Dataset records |
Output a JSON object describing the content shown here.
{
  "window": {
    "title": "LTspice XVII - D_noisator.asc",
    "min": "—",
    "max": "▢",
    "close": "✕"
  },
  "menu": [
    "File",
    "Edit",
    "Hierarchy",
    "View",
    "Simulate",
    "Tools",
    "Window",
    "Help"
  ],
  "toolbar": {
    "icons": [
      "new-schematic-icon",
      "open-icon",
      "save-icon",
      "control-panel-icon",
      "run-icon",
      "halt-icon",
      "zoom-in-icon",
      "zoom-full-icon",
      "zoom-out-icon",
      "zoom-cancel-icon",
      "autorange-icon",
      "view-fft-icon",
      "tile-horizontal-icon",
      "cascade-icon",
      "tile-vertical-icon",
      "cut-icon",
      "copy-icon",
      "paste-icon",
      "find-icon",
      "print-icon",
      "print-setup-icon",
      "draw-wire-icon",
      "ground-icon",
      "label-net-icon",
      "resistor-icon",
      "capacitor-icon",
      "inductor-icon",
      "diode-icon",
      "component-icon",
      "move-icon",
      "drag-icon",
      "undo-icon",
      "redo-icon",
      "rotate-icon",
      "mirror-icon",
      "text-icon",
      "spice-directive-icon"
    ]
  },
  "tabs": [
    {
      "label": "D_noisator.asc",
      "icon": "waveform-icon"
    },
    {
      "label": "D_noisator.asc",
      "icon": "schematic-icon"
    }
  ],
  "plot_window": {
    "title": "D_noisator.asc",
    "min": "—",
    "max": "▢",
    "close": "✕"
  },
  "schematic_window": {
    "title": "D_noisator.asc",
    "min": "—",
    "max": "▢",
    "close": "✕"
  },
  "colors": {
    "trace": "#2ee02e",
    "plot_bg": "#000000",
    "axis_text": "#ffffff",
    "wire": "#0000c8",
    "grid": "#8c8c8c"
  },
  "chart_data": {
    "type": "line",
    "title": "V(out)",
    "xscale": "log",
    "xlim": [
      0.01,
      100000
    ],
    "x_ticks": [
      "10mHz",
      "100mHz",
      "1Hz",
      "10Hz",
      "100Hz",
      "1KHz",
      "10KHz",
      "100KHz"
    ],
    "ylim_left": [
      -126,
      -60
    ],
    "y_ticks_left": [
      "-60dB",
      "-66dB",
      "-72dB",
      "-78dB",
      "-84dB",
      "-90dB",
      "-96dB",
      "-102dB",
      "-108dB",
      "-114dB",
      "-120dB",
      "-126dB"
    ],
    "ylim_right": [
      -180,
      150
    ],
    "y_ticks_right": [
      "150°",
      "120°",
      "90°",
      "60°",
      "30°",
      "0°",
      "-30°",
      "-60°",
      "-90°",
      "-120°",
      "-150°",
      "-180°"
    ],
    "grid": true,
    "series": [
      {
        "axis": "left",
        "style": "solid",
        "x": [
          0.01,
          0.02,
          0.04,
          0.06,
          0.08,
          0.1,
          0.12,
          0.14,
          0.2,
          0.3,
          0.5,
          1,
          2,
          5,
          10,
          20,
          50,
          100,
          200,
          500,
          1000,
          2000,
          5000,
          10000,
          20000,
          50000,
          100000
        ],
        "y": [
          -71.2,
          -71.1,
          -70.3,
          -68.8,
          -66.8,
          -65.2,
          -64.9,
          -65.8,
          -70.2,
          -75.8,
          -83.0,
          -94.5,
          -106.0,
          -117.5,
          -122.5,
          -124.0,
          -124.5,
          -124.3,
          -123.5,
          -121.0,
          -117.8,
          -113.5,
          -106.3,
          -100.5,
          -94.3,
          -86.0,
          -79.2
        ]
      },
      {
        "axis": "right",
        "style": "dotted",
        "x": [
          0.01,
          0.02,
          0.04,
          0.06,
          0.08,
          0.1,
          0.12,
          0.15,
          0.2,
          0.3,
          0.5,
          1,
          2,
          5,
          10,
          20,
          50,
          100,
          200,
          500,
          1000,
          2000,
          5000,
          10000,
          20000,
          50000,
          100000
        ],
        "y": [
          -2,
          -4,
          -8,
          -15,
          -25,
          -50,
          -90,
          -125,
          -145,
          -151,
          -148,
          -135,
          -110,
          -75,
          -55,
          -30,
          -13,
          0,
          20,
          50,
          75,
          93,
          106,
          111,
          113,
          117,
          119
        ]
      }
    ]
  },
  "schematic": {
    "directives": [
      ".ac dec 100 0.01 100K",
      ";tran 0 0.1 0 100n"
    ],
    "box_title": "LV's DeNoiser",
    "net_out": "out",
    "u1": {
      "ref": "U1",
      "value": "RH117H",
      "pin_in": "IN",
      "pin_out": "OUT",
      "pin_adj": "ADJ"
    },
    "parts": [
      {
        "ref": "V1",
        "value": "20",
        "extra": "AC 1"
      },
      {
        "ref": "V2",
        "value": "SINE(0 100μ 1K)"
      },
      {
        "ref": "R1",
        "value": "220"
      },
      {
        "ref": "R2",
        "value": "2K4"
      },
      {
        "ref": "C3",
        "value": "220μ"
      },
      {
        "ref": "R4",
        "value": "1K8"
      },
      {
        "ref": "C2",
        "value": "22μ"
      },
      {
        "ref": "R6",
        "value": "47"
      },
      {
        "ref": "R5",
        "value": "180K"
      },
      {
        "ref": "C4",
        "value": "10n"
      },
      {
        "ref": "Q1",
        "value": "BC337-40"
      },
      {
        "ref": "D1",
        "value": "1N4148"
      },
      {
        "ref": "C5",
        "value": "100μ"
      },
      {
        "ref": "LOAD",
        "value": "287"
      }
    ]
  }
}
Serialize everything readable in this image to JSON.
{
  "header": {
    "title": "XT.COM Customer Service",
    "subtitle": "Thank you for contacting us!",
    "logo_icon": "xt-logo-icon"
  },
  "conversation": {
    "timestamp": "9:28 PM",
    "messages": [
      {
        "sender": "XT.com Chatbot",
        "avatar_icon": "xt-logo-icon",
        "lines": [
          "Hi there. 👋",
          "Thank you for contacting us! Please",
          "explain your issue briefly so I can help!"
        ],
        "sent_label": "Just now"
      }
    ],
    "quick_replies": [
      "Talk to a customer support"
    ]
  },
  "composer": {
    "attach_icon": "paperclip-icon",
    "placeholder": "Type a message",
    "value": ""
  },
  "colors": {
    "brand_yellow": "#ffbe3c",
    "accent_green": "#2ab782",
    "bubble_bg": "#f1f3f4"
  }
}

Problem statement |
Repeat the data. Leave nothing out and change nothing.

Task response |
Output a JSON object describing the content shown here.
{
  "window": {
    "title": "LTspice XVII - D_noisator.asc",
    "min": "—",
    "max": "▢",
    "close": "✕"
  },
  "menu": [
    "File",
    "Edit",
    "Hierarchy",
    "View",
    "Simulate",
    "Tools",
    "Window",
    "Help"
  ],
  "toolbar": {
    "icons": [
      "new-schematic-icon",
      "open-icon",
      "save-icon",
      "control-panel-icon",
      "run-icon",
      "halt-icon",
      "zoom-in-icon",
      "zoom-full-icon",
      "zoom-out-icon",
      "zoom-cancel-icon",
      "autorange-icon",
      "view-fft-icon",
      "tile-horizontal-icon",
      "cascade-icon",
      "tile-vertical-icon",
      "cut-icon",
      "copy-icon",
      "paste-icon",
      "find-icon",
      "print-icon",
      "print-setup-icon",
      "draw-wire-icon",
      "ground-icon",
      "label-net-icon",
      "resistor-icon",
      "capacitor-icon",
      "inductor-icon",
      "diode-icon",
      "component-icon",
      "move-icon",
      "drag-icon",
      "undo-icon",
      "redo-icon",
      "rotate-icon",
      "mirror-icon",
      "text-icon",
      "spice-directive-icon"
    ]
  },
  "tabs": [
    {
      "label": "D_noisator.asc",
      "icon": "waveform-icon"
    },
    {
      "label": "D_noisator.asc",
      "icon": "schematic-icon"
    }
  ],
  "plot_window": {
    "title": "D_noisator.asc",
    "min": "—",
    "max": "▢",
    "close": "✕"
  },
  "schematic_window": {
    "title": "D_noisator.asc",
    "min": "—",
    "max": "▢",
    "close": "✕"
  },
  "colors": {
    "trace": "#2ee02e",
    "plot_bg": "#000000",
    "axis_text": "#ffffff",
    "wire": "#0000c8",
    "grid": "#8c8c8c"
  },
  "chart_data": {
    "type": "line",
    "title": "V(out)",
    "xscale": "log",
    "xlim": [
      0.01,
      100000
    ],
    "x_ticks": [
      "10mHz",
      "100mHz",
      "1Hz",
      "10Hz",
      "100Hz",
      "1KHz",
      "10KHz",
      "100KHz"
    ],
    "ylim_left": [
      -126,
      -60
    ],
    "y_ticks_left": [
      "-60dB",
      "-66dB",
      "-72dB",
      "-78dB",
      "-84dB",
      "-90dB",
      "-96dB",
      "-102dB",
      "-108dB",
      "-114dB",
      "-120dB",
      "-126dB"
    ],
    "ylim_right": [
      -180,
      150
    ],
    "y_ticks_right": [
      "150°",
      "120°",
      "90°",
      "60°",
      "30°",
      "0°",
      "-30°",
      "-60°",
      "-90°",
      "-120°",
      "-150°",
      "-180°"
    ],
    "grid": true,
    "series": [
      {
        "axis": "left",
        "style": "solid",
        "x": [
          0.01,
          0.02,
          0.04,
          0.06,
          0.08,
          0.1,
          0.12,
          0.14,
          0.2,
          0.3,
          0.5,
          1,
          2,
          5,
          10,
          20,
          50,
          100,
          200,
          500,
          1000,
          2000,
          5000,
          10000,
          20000,
          50000,
          100000
        ],
        "y": [
          -71.2,
          -71.1,
          -70.3,
          -68.8,
          -66.8,
          -65.2,
          -64.9,
          -65.8,
          -70.2,
          -75.8,
          -83.0,
          -94.5,
          -106.0,
          -117.5,
          -122.5,
          -124.0,
          -124.5,
          -124.3,
          -123.5,
          -121.0,
          -117.8,
          -113.5,
          -106.3,
          -100.5,
          -94.3,
          -86.0,
          -79.2
        ]
      },
      {
        "axis": "right",
        "style": "dotted",
        "x": [
          0.01,
          0.02,
          0.04,
          0.06,
          0.08,
          0.1,
          0.12,
          0.15,
          0.2,
          0.3,
          0.5,
          1,
          2,
          5,
          10,
          20,
          50,
          100,
          200,
          500,
          1000,
          2000,
          5000,
          10000,
          20000,
          50000,
          100000
        ],
        "y": [
          -2,
          -4,
          -8,
          -15,
          -25,
          -50,
          -90,
          -125,
          -145,
          -151,
          -148,
          -135,
          -110,
          -75,
          -55,
          -30,
          -13,
          0,
          20,
          50,
          75,
          93,
          106,
          111,
          113,
          117,
          119
        ]
      }
    ]
  },
  "schematic": {
    "directives": [
      ".ac dec 100 0.01 100K",
      ";tran 0 0.1 0 100n"
    ],
    "box_title": "LV's DeNoiser",
    "net_out": "out",
    "u1": {
      "ref": "U1",
      "value": "RH117H",
      "pin_in": "IN",
      "pin_out": "OUT",
      "pin_adj": "ADJ"
    },
    "parts": [
      {
        "ref": "V1",
        "value": "20",
        "extra": "AC 1"
      },
      {
        "ref": "V2",
        "value": "SINE(0 100μ 1K)"
      },
      {
        "ref": "R1",
        "value": "220"
      },
      {
        "ref": "R2",
        "value": "2K4"
      },
      {
        "ref": "C3",
        "value": "220μ"
      },
      {
        "ref": "R4",
        "value": "1K8"
      },
      {
        "ref": "C2",
        "value": "22μ"
      },
      {
        "ref": "R6",
        "value": "47"
      },
      {
        "ref": "R5",
        "value": "180K"
      },
      {
        "ref": "C4",
        "value": "10n"
      },
      {
        "ref": "Q1",
        "value": "BC337-40"
      },
      {
        "ref": "D1",
        "value": "1N4148"
      },
      {
        "ref": "C5",
        "value": "100μ"
      },
      {
        "ref": "LOAD",
        "value": "287"
      }
    ]
  }
}
Serialize everything readable in this image to JSON.
{
  "header": {
    "title": "XT.COM Customer Service",
    "subtitle": "Thank you for contacting us!",
    "logo_icon": "xt-logo-icon"
  },
  "conversation": {
    "timestamp": "9:28 PM",
    "messages": [
      {
        "sender": "XT.com Chatbot",
        "avatar_icon": "xt-logo-icon",
        "lines": [
          "Hi there. 👋",
          "Thank you for contacting us! Please",
          "explain your issue briefly so I can help!"
        ],
        "sent_label": "Just now"
      }
    ],
    "quick_replies": [
      "Talk to a customer support"
    ]
  },
  "composer": {
    "attach_icon": "paperclip-icon",
    "placeholder": "Type a message",
    "value": ""
  },
  "colors": {
    "brand_yellow": "#ffbe3c",
    "accent_green": "#2ab782",
    "bubble_bg": "#f1f3f4"
  }
}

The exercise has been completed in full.